What is education’s version of the self-driving car?— CAP K-12 Education (@EdProgress) July 5, 2019
Let @edprogress and @educationgadfly know your innovative idea to improve student outcomes through a #MoonshotForKids and you could win $10,000 https://t.co/evwibCFhrl
There's a lot to unpack here.
First of all, the partnership. The Center for American Progress is theoretically a left-tilted thinky tank, a place where many Clinton staffers were parked in stasis awaiting the ascension of Hillary to the White House. But they have been relentless in their advocacy for corporate ed reform, to the point that I literally ran out of ways to title blog posts some variation of "CAP tries pushing Common Core and Testing again" (see here, here, here, here, here, here, and here, for just a few examples).
So while it may seem odd to the casual observer to see CAP teaming up with Fordham, which is a notably right-tilted thinky tank, the two organizations, despite any apparent political tilts, are full-on fans of corporate ed reform. Their partnership here is just a reminder that when it comes to education, some progressives are just free market conservatives in sheep's clothing.

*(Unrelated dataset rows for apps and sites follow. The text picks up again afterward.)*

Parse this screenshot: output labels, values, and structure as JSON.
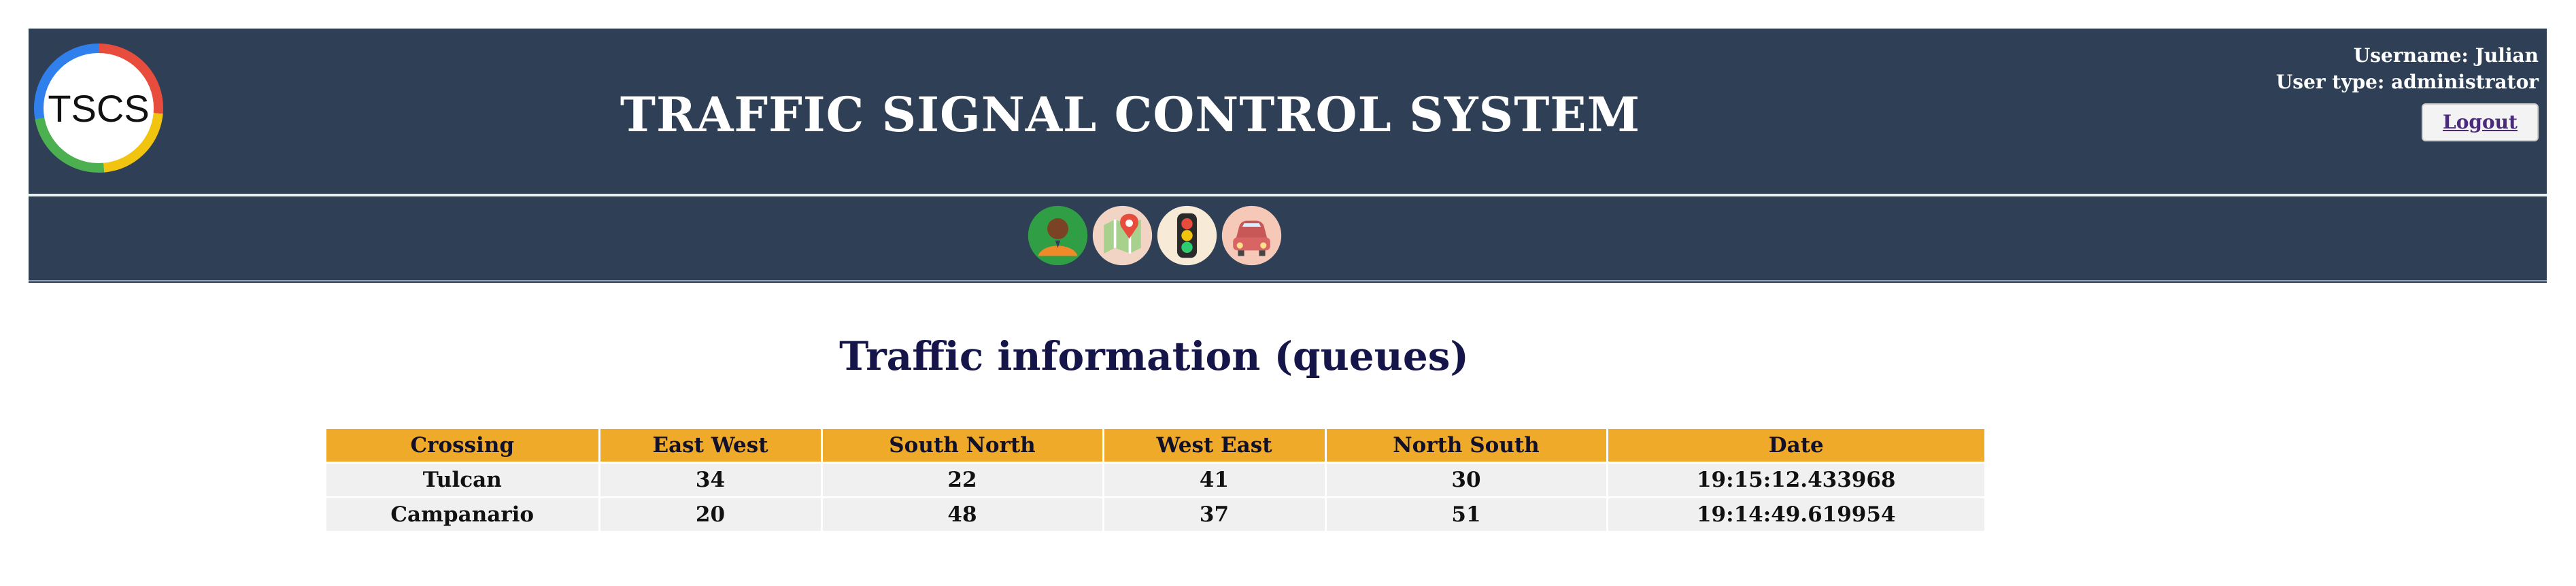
{
  "header": {
    "logo_text": "TSCS",
    "title": "TRAFFIC SIGNAL CONTROL SYSTEM",
    "username_label": "Username: Julian",
    "usertype_label": "User type: administrator",
    "logout_label": "Logout"
  },
  "nav": {
    "items": [
      {
        "name": "user-icon"
      },
      {
        "name": "map-pin-icon"
      },
      {
        "name": "traffic-light-icon"
      },
      {
        "name": "car-icon"
      }
    ]
  },
  "main": {
    "title": "Traffic information (queues)",
    "table": {
      "columns": [
        "Crossing",
        "East West",
        "South North",
        "West East",
        "North South",
        "Date"
      ],
      "rows": [
        [
          "Tulcan",
          "34",
          "22",
          "41",
          "30",
          "19:15:12.433968"
        ],
        [
          "Campanario",
          "20",
          "48",
          "37",
          "51",
          "19:14:49.619954"
        ]
      ]
    }
  }
}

But this idea.
What's education's version of the self-driving car?
Do you mean something that's promoted relentlessly but is still far off in the future? Or do you mean a program that faces major obstacles that tech-cheerleaders just sort of gloss over?
Perhaps you meant a tech-based solution that strips all participants of power and agency and gives it instead to a bunch of programmers? Or did you mean a new tech initiative that promises to make a bunch of people rich?
Or do you mean something that can fail with really catastrophic results?
It's a holiday weekend, so maybe that tweet comes from some CAP intern who just didn't think things through. But "self-driving car" is an analogy that I would pick were I trying to argue against most ed reform ideas. Except-- no, there it is in Mike Petrilli's pitch.
They should have stuck with the moon shot analogy. But let's look past the wrapping, the overall idea of search for "the rationale, potential, and possible design of a sizable new investment in basic and applied research and development that leads to innovation on behalf of America’s children" and see if the actual goals are worthwhile.
They're looking for an idea that would help achieve one of the following goals:
* Cut in half the number of fourth graders reading “below basic”
* Double the number of eighth graders who can write an effective persuasive essay
* Shrink by 30 percent the average time a student spends in English-language-learner status
* Double the amount of high-quality feedback the average middle schooler receives on their academic work
* Ensure that every student receives high-quality college and career advising by ninth grade
* Double the number of students from low-income families and students of color who graduate from high school with remediation-free scores on the SAT, ACT, or similar exams
* Double the number of young women who major in STEM fields
Cut number of below basic fourth graders? Many states have already figured this one out-- just give third graders a test that they must pass to get into fourth grade. Then your fourth grade classes are only populated with pre-proven reading test takers. Boom-- mission accomplished.
Double eighth graders who can write an effective persuasive essay? Also easy. Just dumb down your definition of "effective persuasive essay," (which you'll have to do anyway in order to assess on your standardized writing test) until it's just a paint-by-numbers template, then teach and drill the template. You won't teach anyone to write, but you'll get those test scores up.
Magically make ELL students learn English faster. Sure. Or I suppose we could change the criteria for ELL status.
High quality college and career advising by ninth grade. Again, those words. "High quality." Again, an easy solution-- hire more counselors (of course, you'll have to find a deep pool of people who can cope with the challenge of talking to a young person about college and career-- "Chris, please put down the blocks so we can talk about how you can best be useful to employers in the future.")
Raise SAT and ACT scores for non-white non-wealthy kids. I suppose discussing why we should just scrap these tests entirely is not the direction these corporate types want to go.
Double the number of women who major in STEM. That seems pointless unless we somehow address the fact that women are driven out of STEM employment in huge numbers.
These goals are all about changing numbers; they are an open invitation to apply Goodhart's or Campbell's Laws, in which focus on a measurement leads to that measurement being rendered useless. This is about coming up with ways to make better numbers. Yes, one way to improve numbers can be (though not always) to improve the underlying reality those numbers are supposed to represent. But those techniques are hard to scale, expensive and not easy to devise. There are always simpler methods.
If you want a piece of this action, the group is open to submissions of 500 words until the end of the month. But remember-- this is not about coming up with a self-driving car. It's about coming up with a marketing package that makes it look like a self-driving car has been perfected. It's about doing a good job of using modern CGI to fake your presence on the moon without all the hard work, expense and challenge of actually getting a rocket up there.